=== Entries shown ===

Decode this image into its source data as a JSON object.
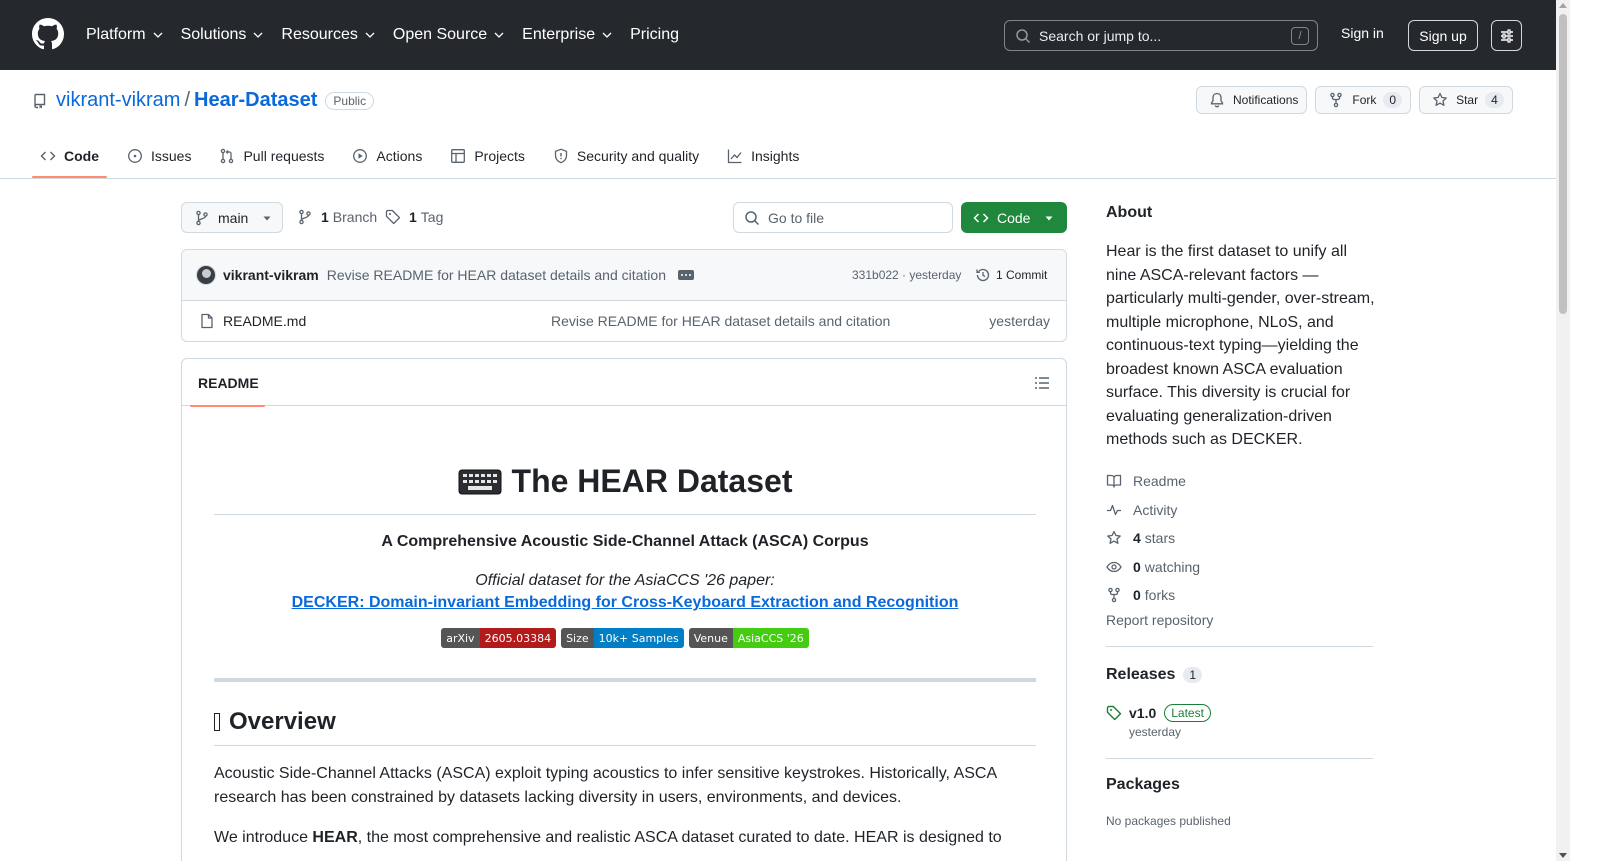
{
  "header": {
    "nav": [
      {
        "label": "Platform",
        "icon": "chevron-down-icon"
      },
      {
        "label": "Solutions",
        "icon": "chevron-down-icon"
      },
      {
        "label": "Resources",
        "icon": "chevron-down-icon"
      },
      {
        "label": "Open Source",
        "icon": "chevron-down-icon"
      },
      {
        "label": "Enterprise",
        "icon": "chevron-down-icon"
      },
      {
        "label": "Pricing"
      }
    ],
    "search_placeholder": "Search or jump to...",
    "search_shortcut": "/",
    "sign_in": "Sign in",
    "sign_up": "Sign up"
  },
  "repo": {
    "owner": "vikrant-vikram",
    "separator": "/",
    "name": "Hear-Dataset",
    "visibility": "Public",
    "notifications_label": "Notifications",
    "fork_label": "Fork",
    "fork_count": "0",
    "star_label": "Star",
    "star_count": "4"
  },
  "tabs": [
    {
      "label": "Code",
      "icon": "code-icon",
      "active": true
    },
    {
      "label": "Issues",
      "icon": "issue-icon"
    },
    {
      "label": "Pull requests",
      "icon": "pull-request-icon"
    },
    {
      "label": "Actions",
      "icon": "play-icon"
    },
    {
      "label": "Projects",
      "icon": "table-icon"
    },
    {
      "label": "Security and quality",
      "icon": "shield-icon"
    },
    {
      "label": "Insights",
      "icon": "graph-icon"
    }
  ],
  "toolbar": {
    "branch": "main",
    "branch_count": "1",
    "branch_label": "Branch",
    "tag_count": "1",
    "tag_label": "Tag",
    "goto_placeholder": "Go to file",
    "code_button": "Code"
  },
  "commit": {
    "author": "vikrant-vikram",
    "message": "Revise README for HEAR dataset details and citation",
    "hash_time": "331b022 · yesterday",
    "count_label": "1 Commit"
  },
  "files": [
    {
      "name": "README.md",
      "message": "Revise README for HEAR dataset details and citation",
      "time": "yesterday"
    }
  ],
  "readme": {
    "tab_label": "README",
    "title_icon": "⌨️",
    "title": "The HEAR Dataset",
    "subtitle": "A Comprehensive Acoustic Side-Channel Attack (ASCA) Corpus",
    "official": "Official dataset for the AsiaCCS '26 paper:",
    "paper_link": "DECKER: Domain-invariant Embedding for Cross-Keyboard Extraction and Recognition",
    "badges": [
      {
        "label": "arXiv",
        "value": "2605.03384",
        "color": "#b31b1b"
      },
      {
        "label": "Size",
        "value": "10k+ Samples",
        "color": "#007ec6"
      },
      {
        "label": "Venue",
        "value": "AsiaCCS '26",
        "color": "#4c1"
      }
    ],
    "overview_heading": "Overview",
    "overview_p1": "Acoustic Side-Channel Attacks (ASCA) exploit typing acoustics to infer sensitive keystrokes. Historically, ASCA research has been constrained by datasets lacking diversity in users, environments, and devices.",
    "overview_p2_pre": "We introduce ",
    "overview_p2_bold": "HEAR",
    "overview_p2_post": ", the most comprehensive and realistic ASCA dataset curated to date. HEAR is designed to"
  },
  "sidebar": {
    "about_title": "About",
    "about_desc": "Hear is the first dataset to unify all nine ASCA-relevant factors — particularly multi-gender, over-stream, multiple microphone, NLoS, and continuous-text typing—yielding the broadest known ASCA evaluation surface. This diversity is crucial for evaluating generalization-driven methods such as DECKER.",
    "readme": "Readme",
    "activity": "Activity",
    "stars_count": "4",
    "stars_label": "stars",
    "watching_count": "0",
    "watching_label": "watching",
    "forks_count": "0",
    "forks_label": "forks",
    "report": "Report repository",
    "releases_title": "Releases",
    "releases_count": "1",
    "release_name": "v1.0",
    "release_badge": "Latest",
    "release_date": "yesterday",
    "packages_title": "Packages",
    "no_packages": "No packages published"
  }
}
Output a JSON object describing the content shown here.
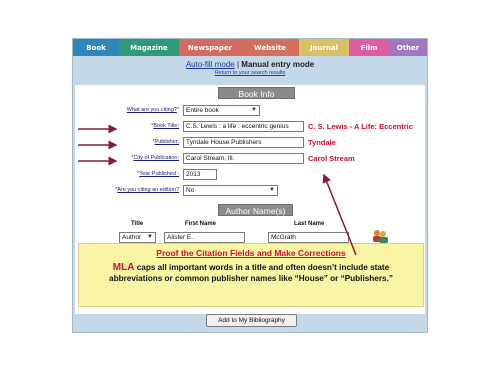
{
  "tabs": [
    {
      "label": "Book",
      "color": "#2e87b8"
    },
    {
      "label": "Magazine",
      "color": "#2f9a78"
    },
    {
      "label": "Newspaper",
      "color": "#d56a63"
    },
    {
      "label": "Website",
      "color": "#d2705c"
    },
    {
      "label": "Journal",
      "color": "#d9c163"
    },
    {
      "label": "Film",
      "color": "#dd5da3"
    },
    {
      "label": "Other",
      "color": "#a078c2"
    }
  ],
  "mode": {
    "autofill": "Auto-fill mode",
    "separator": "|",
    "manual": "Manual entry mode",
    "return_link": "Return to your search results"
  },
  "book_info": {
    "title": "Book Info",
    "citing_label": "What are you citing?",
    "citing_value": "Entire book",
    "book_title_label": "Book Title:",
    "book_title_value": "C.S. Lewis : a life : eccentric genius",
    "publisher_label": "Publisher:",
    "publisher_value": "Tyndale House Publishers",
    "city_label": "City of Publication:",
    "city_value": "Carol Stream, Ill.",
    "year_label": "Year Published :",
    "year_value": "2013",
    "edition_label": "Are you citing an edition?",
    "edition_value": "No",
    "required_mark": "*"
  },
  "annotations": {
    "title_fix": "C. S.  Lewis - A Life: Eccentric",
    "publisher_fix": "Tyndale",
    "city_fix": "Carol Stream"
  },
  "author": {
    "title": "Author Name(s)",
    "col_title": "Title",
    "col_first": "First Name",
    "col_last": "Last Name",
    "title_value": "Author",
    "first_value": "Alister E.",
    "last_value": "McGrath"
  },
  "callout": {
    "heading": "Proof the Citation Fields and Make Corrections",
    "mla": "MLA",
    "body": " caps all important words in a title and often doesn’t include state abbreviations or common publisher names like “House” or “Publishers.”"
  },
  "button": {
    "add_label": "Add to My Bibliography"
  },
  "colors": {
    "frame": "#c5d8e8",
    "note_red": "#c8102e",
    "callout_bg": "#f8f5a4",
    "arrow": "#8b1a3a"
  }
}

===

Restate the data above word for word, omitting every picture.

=== Solution to the problem ===
Decode this image into its source data as a JSON object.
{
  "header": {
    "nav": [
      {
        "label": "Platform",
        "icon": "chevron-down-icon"
      },
      {
        "label": "Solutions",
        "icon": "chevron-down-icon"
      },
      {
        "label": "Resources",
        "icon": "chevron-down-icon"
      },
      {
        "label": "Open Source",
        "icon": "chevron-down-icon"
      },
      {
        "label": "Enterprise",
        "icon": "chevron-down-icon"
      },
      {
        "label": "Pricing"
      }
    ],
    "search_placeholder": "Search or jump to...",
    "search_shortcut": "/",
    "sign_in": "Sign in",
    "sign_up": "Sign up"
  },
  "repo": {
    "owner": "vikrant-vikram",
    "separator": "/",
    "name": "Hear-Dataset",
    "visibility": "Public",
    "notifications_label": "Notifications",
    "fork_label": "Fork",
    "fork_count": "0",
    "star_label": "Star",
    "star_count": "4"
  },
  "tabs": [
    {
      "label": "Code",
      "icon": "code-icon",
      "active": true
    },
    {
      "label": "Issues",
      "icon": "issue-icon"
    },
    {
      "label": "Pull requests",
      "icon": "pull-request-icon"
    },
    {
      "label": "Actions",
      "icon": "play-icon"
    },
    {
      "label": "Projects",
      "icon": "table-icon"
    },
    {
      "label": "Security and quality",
      "icon": "shield-icon"
    },
    {
      "label": "Insights",
      "icon": "graph-icon"
    }
  ],
  "toolbar": {
    "branch": "main",
    "branch_count": "1",
    "branch_label": "Branch",
    "tag_count": "1",
    "tag_label": "Tag",
    "goto_placeholder": "Go to file",
    "code_button": "Code"
  },
  "commit": {
    "author": "vikrant-vikram",
    "message": "Revise README for HEAR dataset details and citation",
    "hash_time": "331b022 · yesterday",
    "count_label": "1 Commit"
  },
  "files": [
    {
      "name": "README.md",
      "message": "Revise README for HEAR dataset details and citation",
      "time": "yesterday"
    }
  ],
  "readme": {
    "tab_label": "README",
    "title_icon": "⌨️",
    "title": "The HEAR Dataset",
    "subtitle": "A Comprehensive Acoustic Side-Channel Attack (ASCA) Corpus",
    "official": "Official dataset for the AsiaCCS '26 paper:",
    "paper_link": "DECKER: Domain-invariant Embedding for Cross-Keyboard Extraction and Recognition",
    "badges": [
      {
        "label": "arXiv",
        "value": "2605.03384",
        "color": "#b31b1b"
      },
      {
        "label": "Size",
        "value": "10k+ Samples",
        "color": "#007ec6"
      },
      {
        "label": "Venue",
        "value": "AsiaCCS '26",
        "color": "#4c1"
      }
    ],
    "overview_heading": "Overview",
    "overview_p1": "Acoustic Side-Channel Attacks (ASCA) exploit typing acoustics to infer sensitive keystrokes. Historically, ASCA research has been constrained by datasets lacking diversity in users, environments, and devices.",
    "overview_p2_pre": "We introduce ",
    "overview_p2_bold": "HEAR",
    "overview_p2_post": ", the most comprehensive and realistic ASCA dataset curated to date. HEAR is designed to"
  },
  "sidebar": {
    "about_title": "About",
    "about_desc": "Hear is the first dataset to unify all nine ASCA-relevant factors — particularly multi-gender, over-stream, multiple microphone, NLoS, and continuous-text typing—yielding the broadest known ASCA evaluation surface. This diversity is crucial for evaluating generalization-driven methods such as DECKER.",
    "readme": "Readme",
    "activity": "Activity",
    "stars_count": "4",
    "stars_label": "stars",
    "watching_count": "0",
    "watching_label": "watching",
    "forks_count": "0",
    "forks_label": "forks",
    "report": "Report repository",
    "releases_title": "Releases",
    "releases_count": "1",
    "release_name": "v1.0",
    "release_badge": "Latest",
    "release_date": "yesterday",
    "packages_title": "Packages",
    "no_packages": "No packages published"
  }
}
Output a JSON object describing the content shown here.
{
  "tabs": [
    {
      "label": "Book",
      "color": "#2e87b8"
    },
    {
      "label": "Magazine",
      "color": "#2f9a78"
    },
    {
      "label": "Newspaper",
      "color": "#d56a63"
    },
    {
      "label": "Website",
      "color": "#d2705c"
    },
    {
      "label": "Journal",
      "color": "#d9c163"
    },
    {
      "label": "Film",
      "color": "#dd5da3"
    },
    {
      "label": "Other",
      "color": "#a078c2"
    }
  ],
  "mode": {
    "autofill": "Auto-fill mode",
    "separator": "|",
    "manual": "Manual entry mode",
    "return_link": "Return to your search results"
  },
  "book_info": {
    "title": "Book Info",
    "citing_label": "What are you citing?",
    "citing_value": "Entire book",
    "book_title_label": "Book Title:",
    "book_title_value": "C.S. Lewis : a life : eccentric genius",
    "publisher_label": "Publisher:",
    "publisher_value": "Tyndale House Publishers",
    "city_label": "City of Publication:",
    "city_value": "Carol Stream, Ill.",
    "year_label": "Year Published :",
    "year_value": "2013",
    "edition_label": "Are you citing an edition?",
    "edition_value": "No",
    "required_mark": "*"
  },
  "annotations": {
    "title_fix": "C. S.  Lewis - A Life: Eccentric",
    "publisher_fix": "Tyndale",
    "city_fix": "Carol Stream"
  },
  "author": {
    "title": "Author Name(s)",
    "col_title": "Title",
    "col_first": "First Name",
    "col_last": "Last Name",
    "title_value": "Author",
    "first_value": "Alister E.",
    "last_value": "McGrath"
  },
  "callout": {
    "heading": "Proof the Citation Fields and Make Corrections",
    "mla": "MLA",
    "body": " caps all important words in a title and often doesn’t include state abbreviations or common publisher names like “House” or “Publishers.”"
  },
  "button": {
    "add_label": "Add to My Bibliography"
  },
  "colors": {
    "frame": "#c5d8e8",
    "note_red": "#c8102e",
    "callout_bg": "#f8f5a4",
    "arrow": "#8b1a3a"
  }
}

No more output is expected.